Of all the ankle ligaments present, the most commonly (85 %) involved ligament to be sprained is the Lateral ligament complex (Anterior Talofibular, Posterior Talofibular and Calcaneofibular Ligs.). Based on the severity (stable / unstable) of sprain the protocols are carried out usually. I came across this article and found it quite new that these UNSTABLE ankle sprains can be corrected without SURGERY (based on evidence obtained from more than 1500 articles on the Rx for ankle sprain). So, could the unstable ankle sprains be rehabilitated in a FUNCTIONAL protocol (as this article has proven) ??
I have applied local mini-injections of heparin surrounding deep muscle and deep cutaneous lesions with excellent results. No scarring is observed, only regeneration of the original tissues. Can this be transferred to aleviated diabetic neuropathic ischemia in early stages?
Work comp in my area is making some changes to their requirements. One of which is they want providers to monitor pain and function if prescribing opioids. They made a suggestion of a tool to use but I thought I'd ask the community.
Does anyone have a favorite tool to measure and track pain and function? Ideally it would be a simple (for both patient and provider) and cheap tool that I can use that is not diagnosis specific.
The social costs of cares for chronic pain patients is an important aspect, also giving problems to the health care systems. Any suggestion to increasing visibility, with not negative influences on the costs for the national welfare system would be more than welcome.
I have been using these injections in my selective patients with good outcome; I would like to know your thoughts on this
I have a male 60 year old patient who has Psoriatic Arthritis well controlled with 12.5mg of metholtrexate per week. Because of previous crisis' he has a knee replacement, gets painful feet, has o/a elbow and various other bits and bobs. Has a job where he is on feet all day, 8-10 hours.
He does feel he has to supplement with analgesics to get through his day as he has 6 children to support and is self employed....so if he doesn't work he doesn't get paid
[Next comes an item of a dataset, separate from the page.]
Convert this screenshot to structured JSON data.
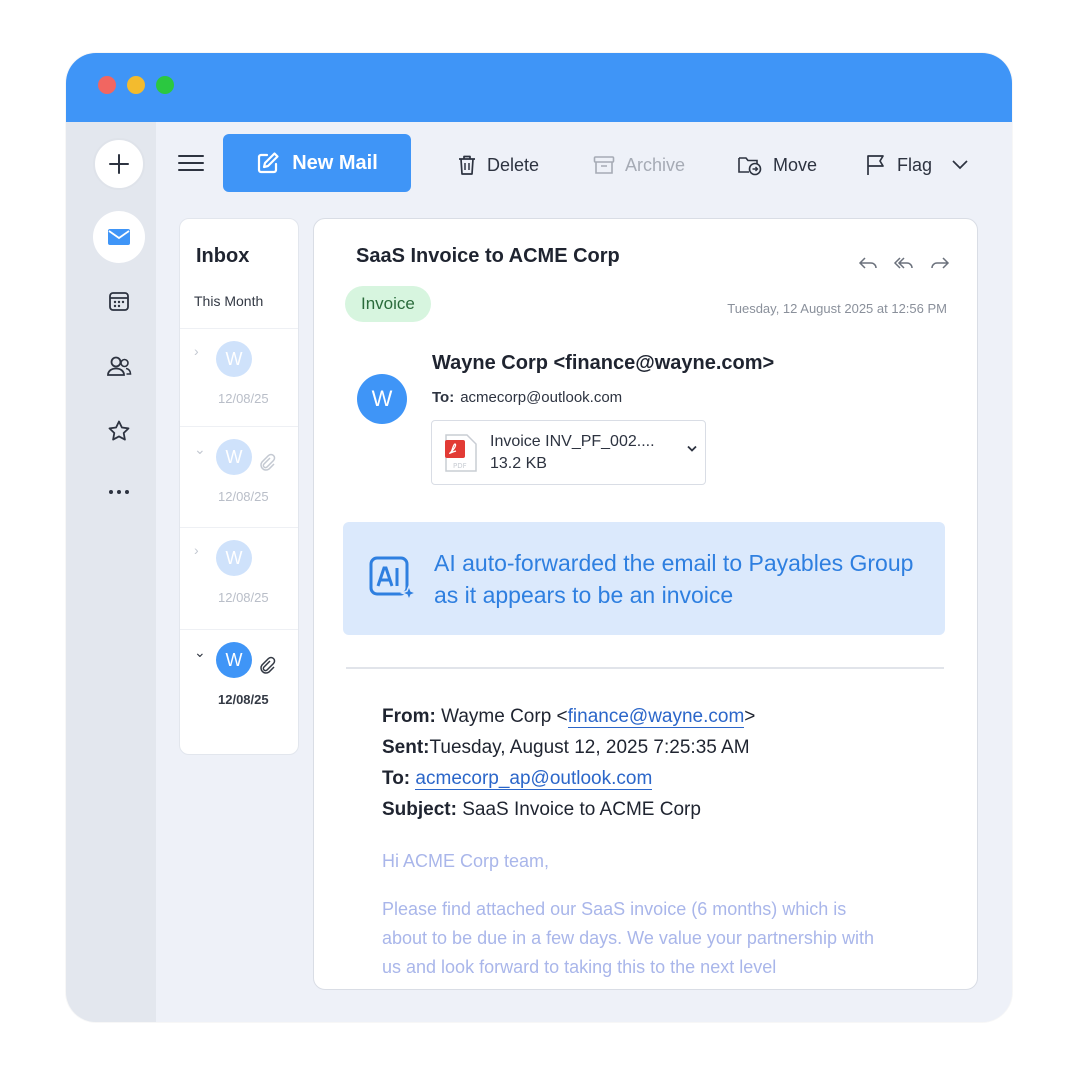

On a daily basis he takes an ibuprfene 400mg and a pill containing 500mg of paracetamol and 20mg of codeine 3 times per day for the past 4 years . He seems happy and is able to work productively......without apparent negative side effects. His liver enzymes are only slightly raised. He is not constipated and takes regular extra fiber toward this end. He likes an occasional glass of wine in the evening.
He walks regularly and twice a week has a swim and sauna at his club.
Considering the addictive nature of opioids like codeine should I encourage him to cut down or leave well enough alone as he SEEMS to be doing well?